Or maybe the O.B.R. is just a convenient excuse for those who long ago left the fold but don't want to blame the other likely culprits: Mommy and Daddy, conformity, greed, fear and self-hatred. Whatever the reason, the O.B.R. has got to go, and Superabbi with it.

Through the ages, Jews have had a knack of creating the perfect model of leadership to match their needs. In ancient Israel, kings and prophet answered the call for military might and social justice. In Babylonian exile and beyond, prophets became more comforting and priests arose to create the rituals that would bring the people back into God's favor.

Then, in the wake of the Second Temple's destruction, the rabbinic model of scholar/arbiter/teacher and part-time miracle worker came to dominate the Jewish world. The source of his power was clearly his ability to reason. In the melting pot of 20th century America, the rabbi was converted from teacher to pastor/shepherd, so he could be just like the Christian clergy next door, but with all the ancient Jewish trappings of the miracle worker intact. When the holy man is a teacher, his holiness endows him with wisdom, but otherwise he remains human; when the holy man is primarily a pastor, however, his mere touch can bring salvation.

That kind of promise arouses superhuman expectations -- and disappointments.

Further, if the rabbi is a shepherd, that makes the rest of us sheep. O.K., so Moses, David and Akiba started out as shepherds, but they didn't have to worry about an intermarriage rate of 52 percent and climbing. If the rabbi is a shepherd, he has to lead the flock up the hillside, pulling, pushing and cajoling. Superabbi is expected to get those sheep to the destination, even if they don't want to go.

I have a better idea. How about the rabbi as a co-traveler, a very well educated member of the flock? I chose this model for myself long ago. I don't push or pull my companions, I share my experiences and learn from theirs; together we strive to reach the thick pasture at the top of the hill.

As I see it, I am a spiritual leader simply because I want to refine my own spirit, using the texts of my tradition for guidance, and, in doing so, possibly to inspire others to do the same.

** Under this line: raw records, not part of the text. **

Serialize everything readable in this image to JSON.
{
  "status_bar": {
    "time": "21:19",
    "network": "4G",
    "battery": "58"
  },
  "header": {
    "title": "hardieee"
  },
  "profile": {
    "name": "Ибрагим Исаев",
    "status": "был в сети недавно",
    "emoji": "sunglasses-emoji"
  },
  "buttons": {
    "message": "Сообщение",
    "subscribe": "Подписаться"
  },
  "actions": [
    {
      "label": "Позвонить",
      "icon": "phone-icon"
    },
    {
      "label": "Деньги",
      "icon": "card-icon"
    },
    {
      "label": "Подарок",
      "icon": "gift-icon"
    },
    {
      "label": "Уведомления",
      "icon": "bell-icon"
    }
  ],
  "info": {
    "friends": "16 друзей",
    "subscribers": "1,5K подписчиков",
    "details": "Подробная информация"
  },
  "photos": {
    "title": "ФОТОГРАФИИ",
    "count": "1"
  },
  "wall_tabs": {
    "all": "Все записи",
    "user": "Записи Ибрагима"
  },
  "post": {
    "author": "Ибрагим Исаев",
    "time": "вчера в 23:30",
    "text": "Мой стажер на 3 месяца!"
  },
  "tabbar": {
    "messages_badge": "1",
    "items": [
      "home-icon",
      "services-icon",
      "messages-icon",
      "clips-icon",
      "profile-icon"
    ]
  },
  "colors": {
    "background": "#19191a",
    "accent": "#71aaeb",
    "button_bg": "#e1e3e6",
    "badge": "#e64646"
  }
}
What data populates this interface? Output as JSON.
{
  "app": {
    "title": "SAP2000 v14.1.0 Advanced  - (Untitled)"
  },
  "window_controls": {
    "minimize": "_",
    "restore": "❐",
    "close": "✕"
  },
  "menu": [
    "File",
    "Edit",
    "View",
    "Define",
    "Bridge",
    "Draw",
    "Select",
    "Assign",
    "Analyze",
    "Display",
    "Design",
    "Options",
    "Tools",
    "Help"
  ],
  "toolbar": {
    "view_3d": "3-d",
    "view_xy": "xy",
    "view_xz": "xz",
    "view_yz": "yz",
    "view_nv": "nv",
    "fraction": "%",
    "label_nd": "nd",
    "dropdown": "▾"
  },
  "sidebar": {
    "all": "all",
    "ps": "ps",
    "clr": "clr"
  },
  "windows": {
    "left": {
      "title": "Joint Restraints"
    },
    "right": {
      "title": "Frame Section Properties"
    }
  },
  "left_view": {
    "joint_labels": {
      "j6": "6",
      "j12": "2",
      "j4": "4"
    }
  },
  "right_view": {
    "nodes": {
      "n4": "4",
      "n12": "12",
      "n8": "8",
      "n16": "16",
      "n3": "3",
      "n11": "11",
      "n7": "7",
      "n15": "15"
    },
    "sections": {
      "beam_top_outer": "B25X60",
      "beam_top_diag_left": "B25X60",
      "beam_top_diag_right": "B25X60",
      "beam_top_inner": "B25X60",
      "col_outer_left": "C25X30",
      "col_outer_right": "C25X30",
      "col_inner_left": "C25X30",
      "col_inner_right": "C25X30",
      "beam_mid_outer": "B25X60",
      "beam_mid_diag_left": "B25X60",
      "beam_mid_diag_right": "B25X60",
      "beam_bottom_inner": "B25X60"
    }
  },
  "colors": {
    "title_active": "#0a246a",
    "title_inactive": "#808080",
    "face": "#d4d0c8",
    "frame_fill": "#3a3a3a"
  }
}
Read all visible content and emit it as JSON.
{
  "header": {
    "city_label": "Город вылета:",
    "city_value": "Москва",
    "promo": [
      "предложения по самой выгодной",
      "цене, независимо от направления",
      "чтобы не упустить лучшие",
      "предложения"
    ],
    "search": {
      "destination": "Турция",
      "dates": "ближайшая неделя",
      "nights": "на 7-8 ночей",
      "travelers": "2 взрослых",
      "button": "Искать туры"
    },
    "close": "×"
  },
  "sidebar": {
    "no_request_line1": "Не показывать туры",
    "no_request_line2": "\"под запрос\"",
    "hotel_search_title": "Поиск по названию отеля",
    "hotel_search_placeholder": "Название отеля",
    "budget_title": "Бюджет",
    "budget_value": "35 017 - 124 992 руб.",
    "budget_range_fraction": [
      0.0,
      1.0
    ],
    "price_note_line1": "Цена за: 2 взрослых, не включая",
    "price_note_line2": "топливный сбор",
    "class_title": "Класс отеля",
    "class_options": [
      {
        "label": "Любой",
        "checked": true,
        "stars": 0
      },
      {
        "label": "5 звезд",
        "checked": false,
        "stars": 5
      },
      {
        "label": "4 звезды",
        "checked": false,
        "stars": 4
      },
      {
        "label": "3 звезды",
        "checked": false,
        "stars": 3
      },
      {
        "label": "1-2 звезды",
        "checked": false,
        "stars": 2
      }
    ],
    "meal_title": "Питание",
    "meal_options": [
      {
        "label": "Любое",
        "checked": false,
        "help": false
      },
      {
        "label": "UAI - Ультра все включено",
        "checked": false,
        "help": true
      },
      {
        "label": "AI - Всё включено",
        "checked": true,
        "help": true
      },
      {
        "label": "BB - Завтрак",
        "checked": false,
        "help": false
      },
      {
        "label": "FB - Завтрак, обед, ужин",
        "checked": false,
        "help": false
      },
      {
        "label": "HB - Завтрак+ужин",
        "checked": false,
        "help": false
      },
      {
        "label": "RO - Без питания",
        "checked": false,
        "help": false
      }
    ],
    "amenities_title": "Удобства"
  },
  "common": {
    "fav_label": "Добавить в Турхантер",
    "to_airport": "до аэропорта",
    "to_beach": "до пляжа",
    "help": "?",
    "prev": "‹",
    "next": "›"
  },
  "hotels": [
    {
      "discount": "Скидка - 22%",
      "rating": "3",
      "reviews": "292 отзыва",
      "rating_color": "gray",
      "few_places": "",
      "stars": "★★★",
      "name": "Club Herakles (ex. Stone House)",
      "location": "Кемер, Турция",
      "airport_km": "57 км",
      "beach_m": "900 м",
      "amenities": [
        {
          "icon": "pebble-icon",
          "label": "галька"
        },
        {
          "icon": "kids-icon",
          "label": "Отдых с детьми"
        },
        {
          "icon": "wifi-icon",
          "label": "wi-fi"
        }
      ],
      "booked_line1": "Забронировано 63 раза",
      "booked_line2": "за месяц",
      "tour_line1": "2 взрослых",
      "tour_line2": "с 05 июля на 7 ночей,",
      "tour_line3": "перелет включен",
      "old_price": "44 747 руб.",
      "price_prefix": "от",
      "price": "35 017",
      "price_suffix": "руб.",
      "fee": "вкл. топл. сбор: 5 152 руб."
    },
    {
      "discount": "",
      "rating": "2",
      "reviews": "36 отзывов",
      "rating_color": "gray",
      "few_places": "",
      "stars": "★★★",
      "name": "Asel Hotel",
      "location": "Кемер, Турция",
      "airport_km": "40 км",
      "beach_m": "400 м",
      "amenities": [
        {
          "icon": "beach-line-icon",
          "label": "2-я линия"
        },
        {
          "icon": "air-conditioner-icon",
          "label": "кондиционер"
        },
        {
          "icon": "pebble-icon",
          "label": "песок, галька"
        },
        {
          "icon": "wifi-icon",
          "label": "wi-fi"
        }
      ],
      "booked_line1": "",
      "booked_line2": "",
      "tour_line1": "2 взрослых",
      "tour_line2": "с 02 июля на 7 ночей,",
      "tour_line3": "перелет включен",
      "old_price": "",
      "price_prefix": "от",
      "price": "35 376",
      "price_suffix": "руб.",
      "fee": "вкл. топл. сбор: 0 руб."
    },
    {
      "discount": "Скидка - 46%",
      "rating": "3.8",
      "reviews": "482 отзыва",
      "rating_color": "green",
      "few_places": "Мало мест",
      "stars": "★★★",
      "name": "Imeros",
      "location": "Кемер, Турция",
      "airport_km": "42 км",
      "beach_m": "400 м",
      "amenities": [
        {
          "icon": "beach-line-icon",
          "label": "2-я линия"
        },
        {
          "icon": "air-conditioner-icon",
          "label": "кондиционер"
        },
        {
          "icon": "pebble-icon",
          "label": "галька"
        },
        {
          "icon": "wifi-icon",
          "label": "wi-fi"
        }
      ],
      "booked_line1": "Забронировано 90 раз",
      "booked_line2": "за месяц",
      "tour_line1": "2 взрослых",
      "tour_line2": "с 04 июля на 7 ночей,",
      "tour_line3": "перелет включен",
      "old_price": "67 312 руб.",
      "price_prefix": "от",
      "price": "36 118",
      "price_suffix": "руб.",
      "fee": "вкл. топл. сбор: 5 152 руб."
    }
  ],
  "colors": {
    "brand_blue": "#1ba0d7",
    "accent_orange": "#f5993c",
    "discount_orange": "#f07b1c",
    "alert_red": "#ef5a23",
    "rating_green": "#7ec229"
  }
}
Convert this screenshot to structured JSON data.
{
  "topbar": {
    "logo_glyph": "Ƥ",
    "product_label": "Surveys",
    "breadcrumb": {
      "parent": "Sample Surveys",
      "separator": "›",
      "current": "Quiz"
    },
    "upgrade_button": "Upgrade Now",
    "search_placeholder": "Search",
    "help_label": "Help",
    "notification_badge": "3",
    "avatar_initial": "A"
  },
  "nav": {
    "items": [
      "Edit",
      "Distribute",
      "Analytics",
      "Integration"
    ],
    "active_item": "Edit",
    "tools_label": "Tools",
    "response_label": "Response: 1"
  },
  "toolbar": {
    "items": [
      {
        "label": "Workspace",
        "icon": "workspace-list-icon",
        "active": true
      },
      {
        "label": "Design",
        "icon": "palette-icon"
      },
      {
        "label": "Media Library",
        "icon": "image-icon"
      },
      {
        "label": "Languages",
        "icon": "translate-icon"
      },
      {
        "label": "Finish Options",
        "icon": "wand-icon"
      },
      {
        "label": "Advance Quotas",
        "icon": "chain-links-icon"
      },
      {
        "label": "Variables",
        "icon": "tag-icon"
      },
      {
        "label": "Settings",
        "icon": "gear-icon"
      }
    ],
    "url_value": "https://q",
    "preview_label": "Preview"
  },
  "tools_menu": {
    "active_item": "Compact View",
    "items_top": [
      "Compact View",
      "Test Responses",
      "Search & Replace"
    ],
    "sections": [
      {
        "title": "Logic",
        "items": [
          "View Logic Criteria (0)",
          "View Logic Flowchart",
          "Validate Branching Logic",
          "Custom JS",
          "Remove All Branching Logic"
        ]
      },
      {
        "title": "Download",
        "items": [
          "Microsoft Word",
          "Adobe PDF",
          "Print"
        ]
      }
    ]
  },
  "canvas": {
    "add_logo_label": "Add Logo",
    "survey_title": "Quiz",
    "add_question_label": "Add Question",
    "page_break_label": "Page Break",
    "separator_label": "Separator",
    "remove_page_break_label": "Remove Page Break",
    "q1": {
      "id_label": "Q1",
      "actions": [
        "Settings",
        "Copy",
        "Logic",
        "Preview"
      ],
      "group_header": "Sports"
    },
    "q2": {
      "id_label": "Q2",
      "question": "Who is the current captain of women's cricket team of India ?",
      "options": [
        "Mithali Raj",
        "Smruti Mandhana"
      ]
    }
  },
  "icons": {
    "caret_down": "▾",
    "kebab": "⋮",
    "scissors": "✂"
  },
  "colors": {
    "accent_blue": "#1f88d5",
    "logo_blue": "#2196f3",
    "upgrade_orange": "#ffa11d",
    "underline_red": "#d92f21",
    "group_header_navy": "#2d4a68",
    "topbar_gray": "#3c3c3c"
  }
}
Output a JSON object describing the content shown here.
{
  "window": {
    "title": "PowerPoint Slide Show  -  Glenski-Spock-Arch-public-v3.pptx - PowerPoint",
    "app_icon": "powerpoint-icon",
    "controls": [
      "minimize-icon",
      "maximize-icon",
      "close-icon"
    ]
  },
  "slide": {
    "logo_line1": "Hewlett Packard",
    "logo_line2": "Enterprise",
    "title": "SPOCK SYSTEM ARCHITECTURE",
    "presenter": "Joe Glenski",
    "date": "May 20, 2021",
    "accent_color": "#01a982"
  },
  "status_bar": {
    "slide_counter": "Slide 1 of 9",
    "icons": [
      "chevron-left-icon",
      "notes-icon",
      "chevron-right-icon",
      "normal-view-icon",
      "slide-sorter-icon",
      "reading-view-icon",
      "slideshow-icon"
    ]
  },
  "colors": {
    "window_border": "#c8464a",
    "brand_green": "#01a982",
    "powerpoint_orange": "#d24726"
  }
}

I am no different from my friends on the journey, except that I have some wisdom as a tourguide that I share where appropriate.

I believe that the rabbi is neither holier than others nor less human. The extent to which the rabbi can share his humanness, in fact, is the extent to which he can touch the lives of those who choose to travel along. To be the "perfect rabbi," therefore, is not to avoid mistakes, but to make them and then grow from them.

It is time to reaffirm the original intent of the rabbinic model as teacher and spiritual guide, in order to rescue our communities from the ravages of unmet expectations. If Superabbi is allowed to survive, we're setting ourselves up for a fall. In the end, there will be only burnt out rabbis and dissatisfied congregants, lots of O.B.R.s and very few Jews.